katieb
  • katieb
I got my questions answered at brainly.com in under 10 minutes. Go to brainly.com now for free help!
anonymous
  • anonymous
\[\log_{6} \frac{ 1 }{ \sqrt[5]{36} }\]
anonymous
  • anonymous
So far I've done: |dw:1442966236088:dw|
jdoe0001
  • jdoe0001
so... what are you asked to do with \(\bf log_{6}\left( \cfrac{ 1 }{ \sqrt[5]{36} }\right) ?\)

Looking for something else?

Not the answer you are looking for? Search for more explanations.

More answers

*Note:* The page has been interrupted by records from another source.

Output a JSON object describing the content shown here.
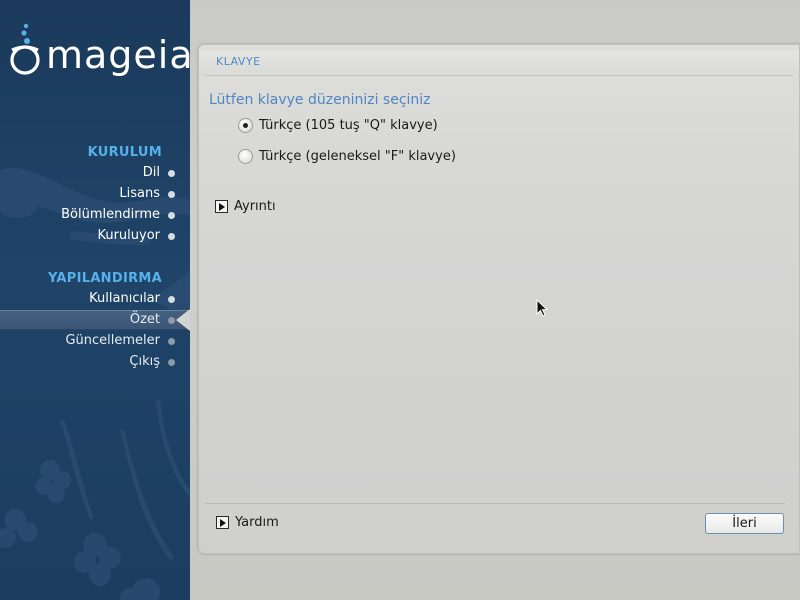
{
  "brand": {
    "name": "mageia"
  },
  "sidebar": {
    "sections": [
      {
        "title": "KURULUM",
        "steps": [
          "Dil",
          "Lisans",
          "Bölümlendirme",
          "Kuruluyor"
        ]
      },
      {
        "title": "YAPILANDIRMA",
        "steps": [
          "Kullanıcılar",
          "Özet",
          "Güncellemeler",
          "Çıkış"
        ]
      }
    ],
    "current_step": "Özet"
  },
  "panel": {
    "title": "KLAVYE",
    "question": "Lütfen klavye düzeninizi seçiniz",
    "options": [
      {
        "label": "Türkçe (105 tuş \"Q\" klavye)",
        "selected": true
      },
      {
        "label": "Türkçe (geleneksel \"F\" klavye)",
        "selected": false
      }
    ],
    "details_label": "Ayrıntı",
    "help_label": "Yardım",
    "next_label": "İleri"
  },
  "colors": {
    "sidebar_bg": "#1b3a5c",
    "accent": "#56b0ea",
    "title_blue": "#4f86c4"
  }
}
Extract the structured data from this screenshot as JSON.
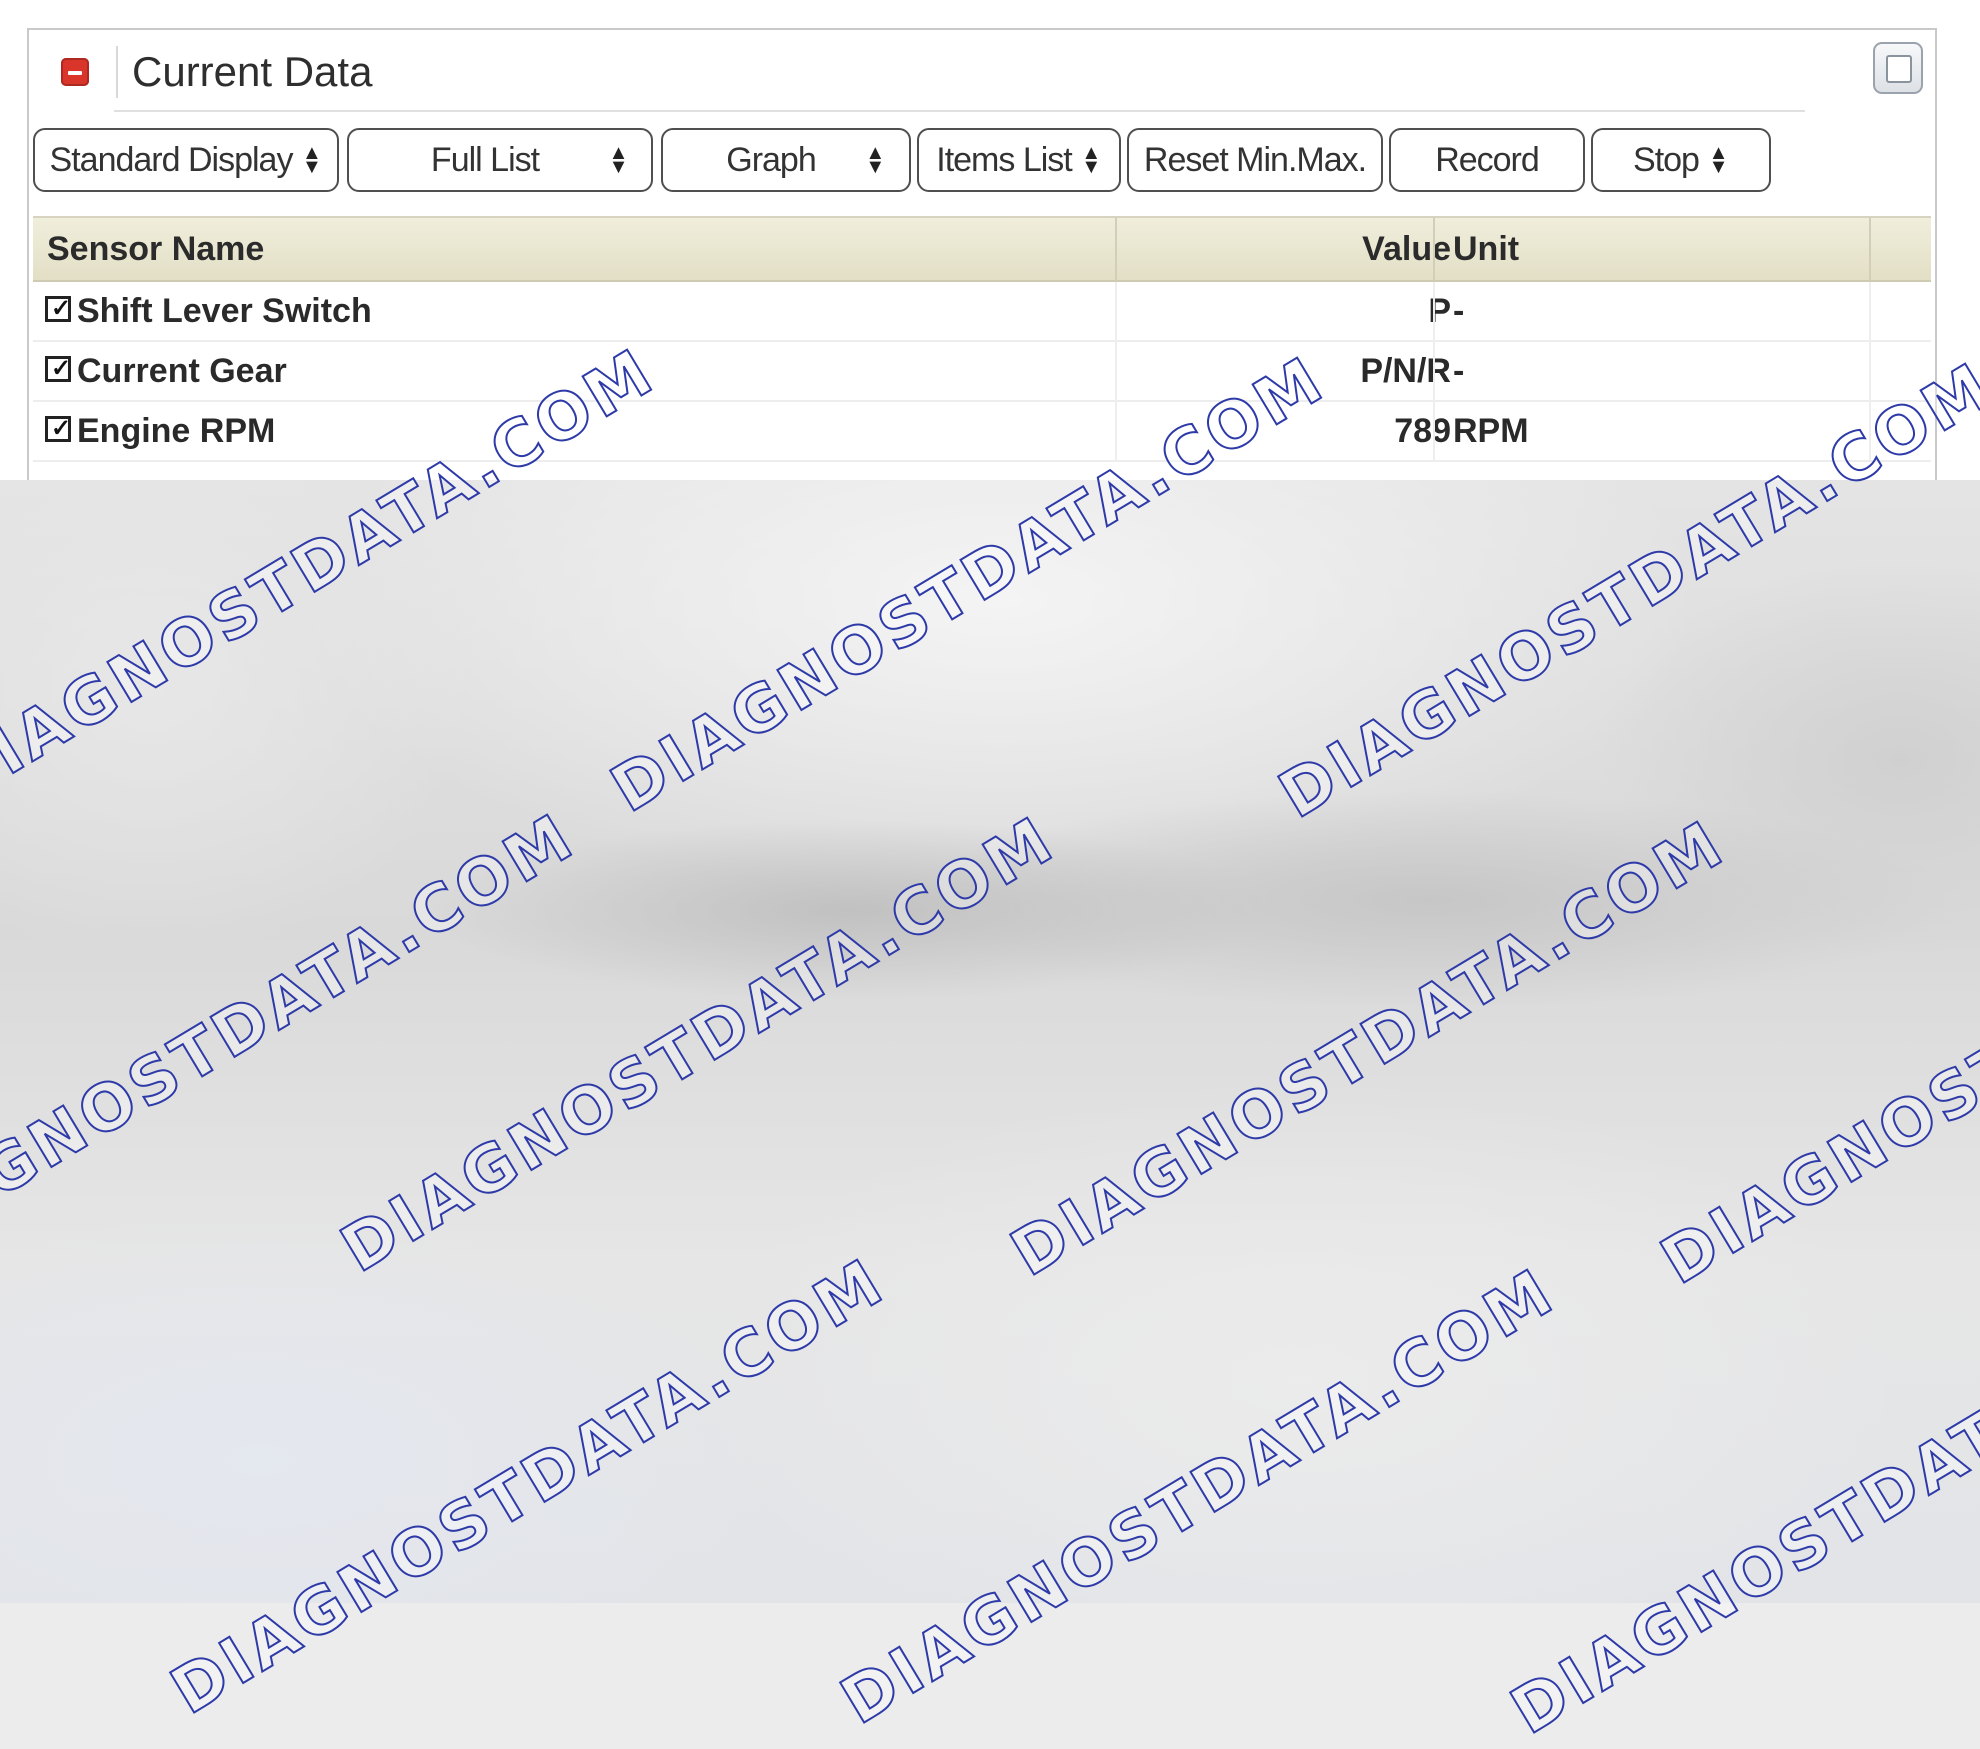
{
  "panel": {
    "title": "Current Data"
  },
  "toolbar": {
    "standard_display": "Standard Display",
    "full_list": "Full List",
    "graph": "Graph",
    "items_list": "Items List",
    "reset_min_max": "Reset Min.Max.",
    "record": "Record",
    "stop": "Stop"
  },
  "table": {
    "headers": {
      "name": "Sensor Name",
      "value": "Value",
      "unit": "Unit"
    },
    "rows": [
      {
        "checked": "☑",
        "name": "Shift Lever Switch",
        "value": "P",
        "unit": "-"
      },
      {
        "checked": "☑",
        "name": "Current Gear",
        "value": "P/N/R",
        "unit": "-"
      },
      {
        "checked": "☑",
        "name": "Engine RPM",
        "value": "789",
        "unit": "RPM"
      }
    ]
  },
  "watermark": {
    "text_a": "DIAGNOSTDATA.COM"
  },
  "colors": {
    "collapse_icon": "#d9352b",
    "header_bg": "#e9e6d1",
    "watermark_stroke": "#2d3aa8"
  }
}
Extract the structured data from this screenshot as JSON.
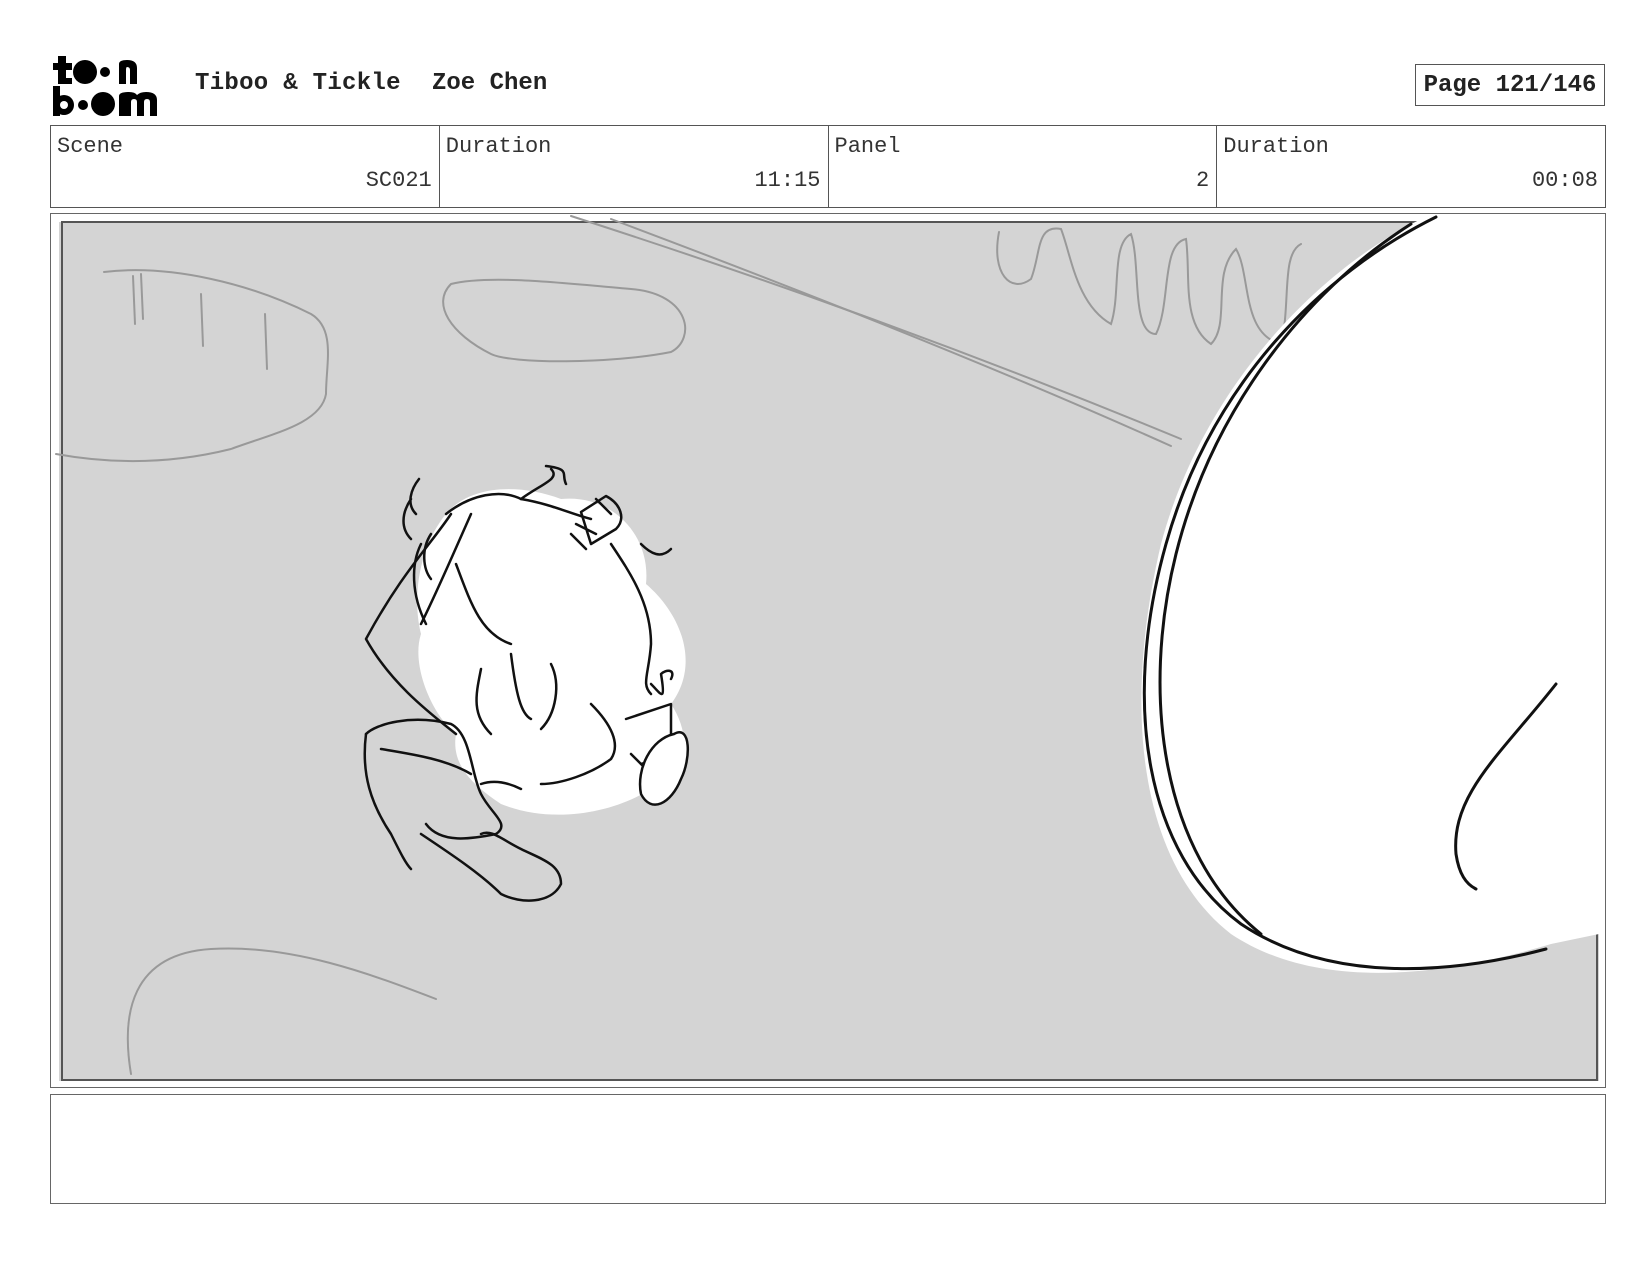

anonymous
  • anonymous
Find x.
jdoe0001
  • jdoe0001
"x"? kinda hard to find, since it isn't in the expression firstly
jdoe0001
  • jdoe0001
ohh hmm just saw it ... so is \(\bf \bf log_{6}\left( \cfrac{ 1 }{ \sqrt[5]{36} }\right) =x\) then... ok
anonymous
  • anonymous
Yup, says evaluate it. My notes said to set each equation to x and solve for it.
jdoe0001
  • jdoe0001
well.... can we say...turn \(\large \bf \sqrt[5]{36}\) into a a value with a rational exponent? notice \(\large \sqrt[5]{36}\implies \sqrt[5]{6^2}\)
jdoe0001
  • jdoe0001
recall that \(\large { a^{\frac{{\color{blue} n}}{{\color{red} m}}} \implies \sqrt[{\color{red} m}]{a^{\color{blue} n}} \qquad \qquad \sqrt[{\color{red} m}]{a^{\color{blue} n}}\implies a^{\frac{{\color{blue} n}}{{\color{red} m}}} \\\quad \\ % rational negative exponent a^{-\frac{{\color{blue} n}}{{\color{red} m}}} = \cfrac{1}{a^{\frac{{\color{blue} n}}{{\color{red} m}}}} \implies \cfrac{1}{\sqrt[{\color{red} m}]{a^{\color{blue} n}}}\qquad\qquad % radical denominator \cfrac{1}{\sqrt[{\color{red} m}]{a^{\color{blue} n}}}= \cfrac{1}{a^{\frac{{\color{blue} n}}{{\color{red} m}}}}\implies a^{-\frac{{\color{blue} n}}{{\color{red} m}}} }\)
anonymous
  • anonymous
That makes sense. So now: 6^x = 6^2/5. Sixes cross out right? x = 2/5? Negative, since it was a fraction.
jdoe0001
  • jdoe0001
close... one sec
jdoe0001
  • jdoe0001
\(\bf log_{6}\left( \cfrac{ 1 }{ \sqrt[5]{36} }\right) =x\implies log_6\left( \cfrac{1}{6^{\frac{2}{5}}} \right)=x\implies log_{\color{red}{ 6}}\left( {\color{red}{ 6}}^{-\frac{2}{5}} \right)=x \\ \quad \\ \textit{log cancellation rule } \qquad log_{\color{red}{ a}}{\color{red}{ a}}^x\implies x\qquad \qquad {\color{red}{ a}}^{log_{\color{red}{ a}}x}=x\qquad thus \\ \quad \\ -\cfrac{2}{5}=x\)
anonymous
  • anonymous
Thanks!

Looking for something else?

Not the answer you are looking for? Search for more explanations.